“I look forward to working with legislative leadership and the Governor over the coming weeks to craft a proposal and deliver on that promise for the people of New Jersey,” Coughlin said. “With reasons to be cautious on the horizon, we will also make sure to leverage our surplus, so we are ready to weather any storm coming our way.”
Senate Budget Chair Paul Sarlo said he wants a surplus that’s in the range of $7 to $8 billion – up from $6 billion he was seeking prior to the latest revenue update. Sarlo also indicated that he is open to discussing more tax relief with Speaker Coughlin and paying down additional debt.
Deputy State Treasurer Aaron Binder said that the Murphy Administration would also like to see an increased surplus. “We don’t have a specific number but with the resources coming in, we want as large a surplus as possible,” said Binder.
New Jersey Equitable Energy Coalition Formed
This week, New Jersey civil rights leaders launched a new organization to advocate against pollution and for clean energy initiatives in low-income neighborhoods and communities of color.
The group, New Jersey Progressive Equitable Energy Coalition, is made up of several groups including New Jersey NAACP, Latino Action Network, Clean Energy Advocate for Isles Inc., Atlantic Climate Justice Alliance and the New Jersey Coalition of Latino Pastors and Ministers.
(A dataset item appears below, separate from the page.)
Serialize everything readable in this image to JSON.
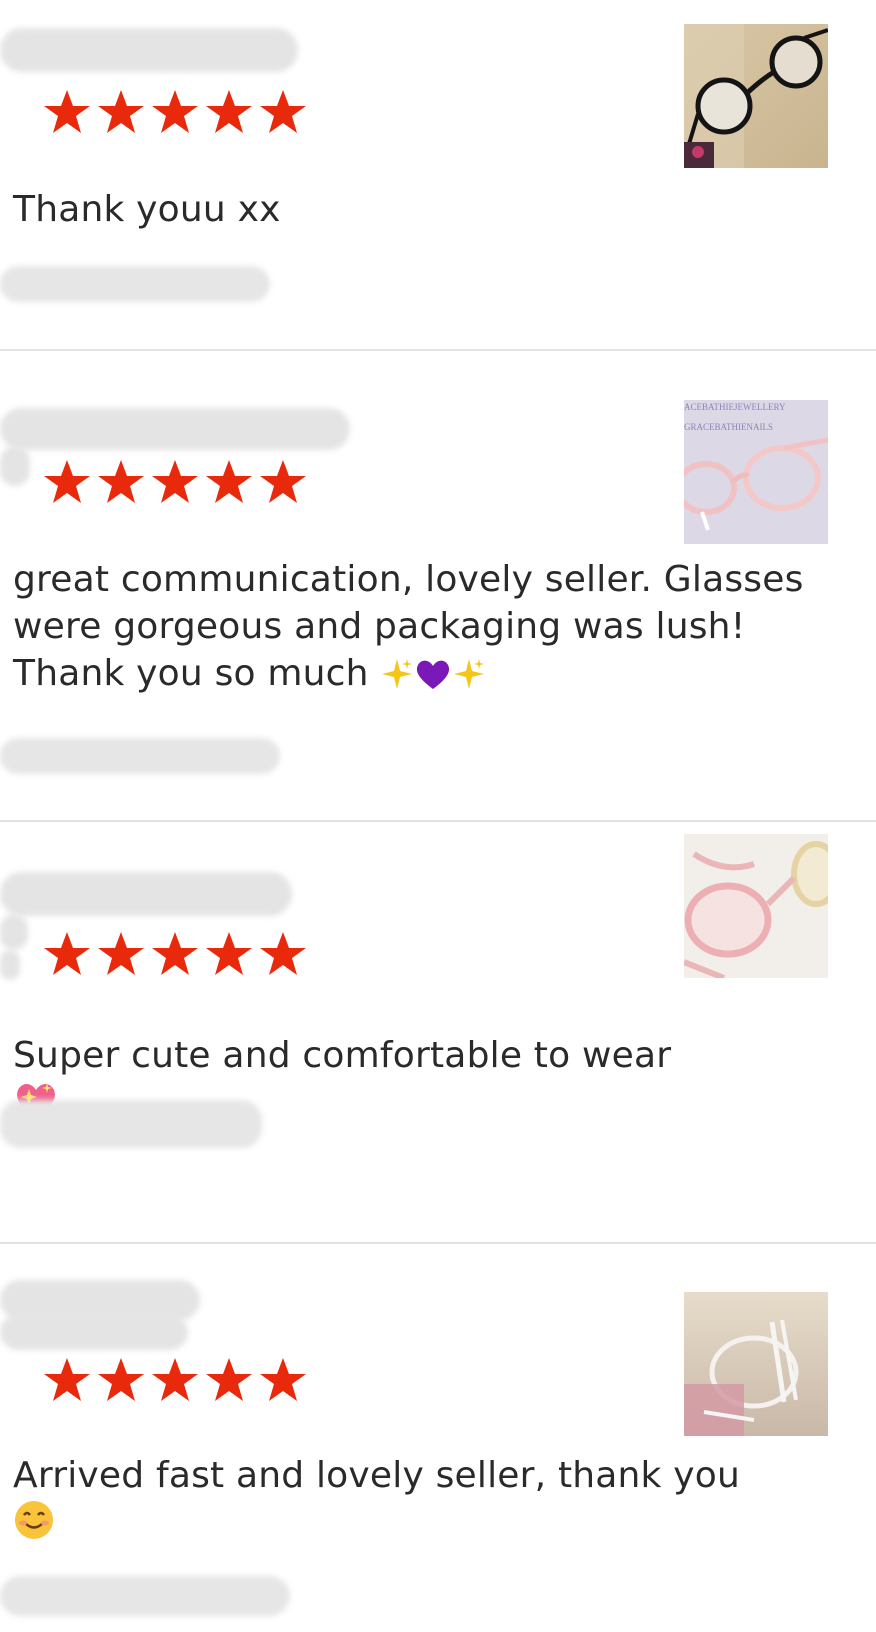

The new coalition uses the abbreviation NJPEEC, which is pronounced "NJ peak."
"We learned that just being aware of something does not equal change. You need power, you need leverage, you need partnership, you need relationships,” said Marcus Sibley, chair of the New Jersey NAACP’s environmental and climate justice committee.
New Jersey NAACP’s Marcus Sibley, who will also chair the new group, said civil rights organizations will be trying to move legislation and encourage policies that put equity at the forefront of the clean energy and climate change discussion.
New Jersey has a landmark law from 2020 that aims to limit new pollution sources in neighborhoods already shouldering a disproportionate burden. The law also requires the Department of Environmental Protection to craft regulations, which the department has yet to release.
Sibley said problems with the law’s implementation are part of what prompted the coalition to form. “We learned that even with one of the nation’s most progressive environmental justice laws, there are still loopholes these companies are trying to fight to get through,” he said.
New Legislator Profile: Assemblywoman Victoria A. Flynn (R-13)
Assemblywoman Flynn was elected to the New Jersey State Assembly in November 2021 and currently serves on the Assembly Financial Institutions and Insurance Committee (AFI), Assembly Housing Committee, the Assembly Judiciary Committee, and the Joint Committee on Public Schools.
Assemblywoman Flynn has previously served on the Nutley Board of Education and most recently as President of the Holmdel Township School District Board of Education. Assemblywoman Flynn earned a BA from Rutgers University (Political Science), a JD from Seton Hall Law School and is a practicing attorney in New Jersey.
Murphy Announces $125 Million Film & TV Studio in Newark
On Tuesday, Governor Murphy and local officials were in Newark to announce the latest project: a $125 million film and television studio to be built over the next two years at the site of a former public housing project in the South Ward.
The facility, to be anchored by Lionsgate Studio, is expected to create more than 600 jobs for the region, with a priority given to Newark residents, as well as internships and educational opportunities to be overseen by the New Jersey Performing Arts Center.
Expected to open in 2024, the 300,000-square-foot facility will be a joint project by Lionsgate, the arts center and Great Points Studio, a studio management business that will own the site. The property has sat unoccupied since 2015, when the Seth Boyden Housing project was abandoned. The buildings were demolished in February.
"One of my administration’s priorities has been to enhance New Jersey’s film industry and create new revenue streams for our state,” Murphy said. “With the addition of the Lionsgate Newark Studio, New Jersey will cement its position as a hub for television and film production."